> _ASSIGNMENT_
The answer must be a single number: the count of lines in the listing that hold the string "PasswordString".

> _DATA FOR REVIEW_
::::::::
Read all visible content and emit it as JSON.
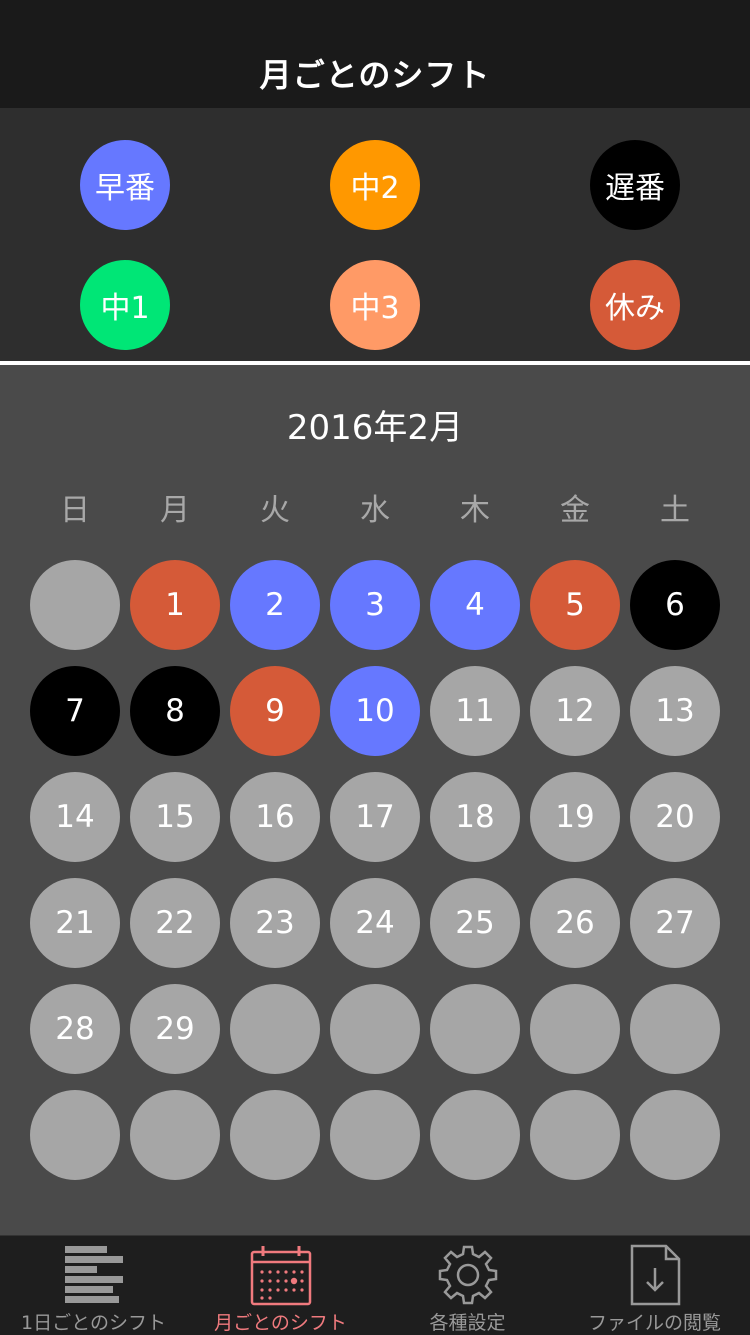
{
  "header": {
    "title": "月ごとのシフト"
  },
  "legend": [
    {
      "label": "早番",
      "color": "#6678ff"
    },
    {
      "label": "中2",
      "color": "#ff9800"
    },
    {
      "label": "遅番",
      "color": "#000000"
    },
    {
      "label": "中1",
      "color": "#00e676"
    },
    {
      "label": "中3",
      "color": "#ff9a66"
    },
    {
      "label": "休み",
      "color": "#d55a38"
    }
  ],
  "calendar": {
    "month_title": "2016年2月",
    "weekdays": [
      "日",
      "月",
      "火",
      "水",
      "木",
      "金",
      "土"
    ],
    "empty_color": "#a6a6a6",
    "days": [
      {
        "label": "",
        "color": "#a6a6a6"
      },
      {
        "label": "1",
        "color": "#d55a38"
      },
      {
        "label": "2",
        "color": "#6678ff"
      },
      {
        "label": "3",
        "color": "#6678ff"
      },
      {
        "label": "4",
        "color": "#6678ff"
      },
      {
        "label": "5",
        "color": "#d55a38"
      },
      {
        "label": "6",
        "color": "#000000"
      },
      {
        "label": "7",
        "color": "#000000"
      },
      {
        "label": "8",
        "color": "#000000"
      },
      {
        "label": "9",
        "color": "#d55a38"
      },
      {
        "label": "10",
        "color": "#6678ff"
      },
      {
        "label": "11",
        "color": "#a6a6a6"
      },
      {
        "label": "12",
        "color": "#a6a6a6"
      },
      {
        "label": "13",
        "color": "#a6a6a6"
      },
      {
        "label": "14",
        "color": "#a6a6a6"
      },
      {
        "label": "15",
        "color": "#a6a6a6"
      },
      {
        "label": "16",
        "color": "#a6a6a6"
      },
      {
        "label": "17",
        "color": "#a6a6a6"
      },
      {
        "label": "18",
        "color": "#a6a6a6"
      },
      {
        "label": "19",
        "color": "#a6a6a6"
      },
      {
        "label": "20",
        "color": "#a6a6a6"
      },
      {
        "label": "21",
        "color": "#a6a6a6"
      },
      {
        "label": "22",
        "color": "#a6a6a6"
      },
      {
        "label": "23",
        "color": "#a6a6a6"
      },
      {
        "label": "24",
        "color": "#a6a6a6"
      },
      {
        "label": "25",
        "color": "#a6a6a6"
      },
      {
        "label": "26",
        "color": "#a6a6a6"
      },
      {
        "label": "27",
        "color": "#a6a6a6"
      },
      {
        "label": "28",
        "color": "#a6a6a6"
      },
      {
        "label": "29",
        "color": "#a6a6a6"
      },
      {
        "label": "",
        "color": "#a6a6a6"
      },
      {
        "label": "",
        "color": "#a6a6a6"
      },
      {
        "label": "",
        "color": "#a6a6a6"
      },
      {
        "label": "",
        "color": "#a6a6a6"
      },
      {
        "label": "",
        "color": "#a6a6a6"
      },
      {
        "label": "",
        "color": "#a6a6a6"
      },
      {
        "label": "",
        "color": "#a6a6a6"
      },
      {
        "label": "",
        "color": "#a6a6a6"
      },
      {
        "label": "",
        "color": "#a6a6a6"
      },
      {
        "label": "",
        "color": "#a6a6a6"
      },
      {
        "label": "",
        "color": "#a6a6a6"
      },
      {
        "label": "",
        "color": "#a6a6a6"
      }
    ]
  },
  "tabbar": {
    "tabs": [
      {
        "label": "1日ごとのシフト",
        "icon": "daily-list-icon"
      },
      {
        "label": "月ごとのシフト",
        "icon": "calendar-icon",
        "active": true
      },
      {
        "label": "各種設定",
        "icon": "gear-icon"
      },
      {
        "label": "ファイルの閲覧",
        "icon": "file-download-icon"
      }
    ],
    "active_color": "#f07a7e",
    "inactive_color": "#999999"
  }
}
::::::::
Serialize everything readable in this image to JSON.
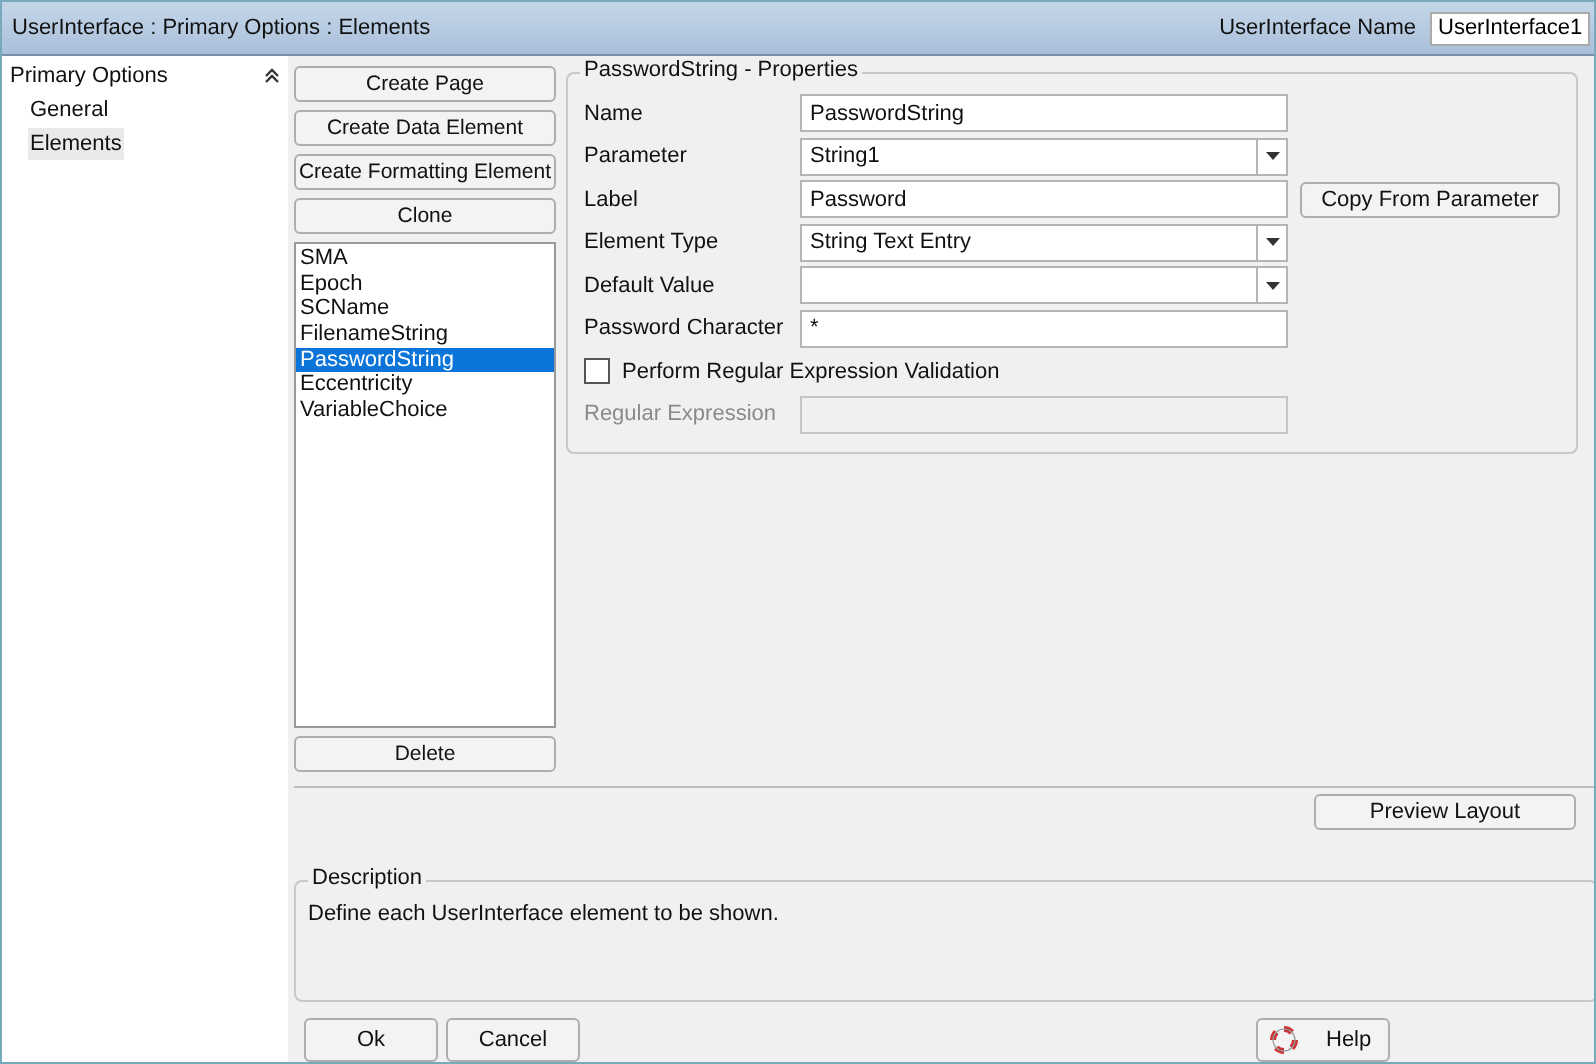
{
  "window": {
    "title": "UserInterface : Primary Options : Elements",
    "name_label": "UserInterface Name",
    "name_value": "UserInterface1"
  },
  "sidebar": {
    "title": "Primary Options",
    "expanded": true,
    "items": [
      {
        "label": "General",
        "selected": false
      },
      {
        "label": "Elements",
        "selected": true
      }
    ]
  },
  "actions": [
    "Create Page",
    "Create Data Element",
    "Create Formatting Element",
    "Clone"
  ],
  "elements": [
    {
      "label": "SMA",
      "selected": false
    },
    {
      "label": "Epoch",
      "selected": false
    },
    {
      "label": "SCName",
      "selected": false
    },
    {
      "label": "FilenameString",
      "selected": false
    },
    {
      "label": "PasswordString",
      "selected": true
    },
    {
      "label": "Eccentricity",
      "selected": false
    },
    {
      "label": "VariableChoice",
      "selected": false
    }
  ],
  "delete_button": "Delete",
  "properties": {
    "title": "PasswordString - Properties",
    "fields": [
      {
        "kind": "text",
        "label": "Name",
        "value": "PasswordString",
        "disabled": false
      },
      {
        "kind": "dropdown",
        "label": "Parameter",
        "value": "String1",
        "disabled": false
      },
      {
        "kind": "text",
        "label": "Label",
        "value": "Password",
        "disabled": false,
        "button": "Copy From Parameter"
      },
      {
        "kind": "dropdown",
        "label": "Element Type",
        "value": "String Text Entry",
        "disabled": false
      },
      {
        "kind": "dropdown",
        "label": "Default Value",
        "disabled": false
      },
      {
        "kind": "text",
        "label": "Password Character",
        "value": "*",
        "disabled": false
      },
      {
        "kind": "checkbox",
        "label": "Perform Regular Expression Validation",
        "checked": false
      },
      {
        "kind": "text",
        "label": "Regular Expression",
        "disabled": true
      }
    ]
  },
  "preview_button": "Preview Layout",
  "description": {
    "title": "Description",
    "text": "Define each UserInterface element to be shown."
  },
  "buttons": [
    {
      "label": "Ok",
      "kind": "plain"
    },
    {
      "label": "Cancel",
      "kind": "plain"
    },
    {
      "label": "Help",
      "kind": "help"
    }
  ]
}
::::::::
> _SOLUTION FOR THIS EXERCISE_
3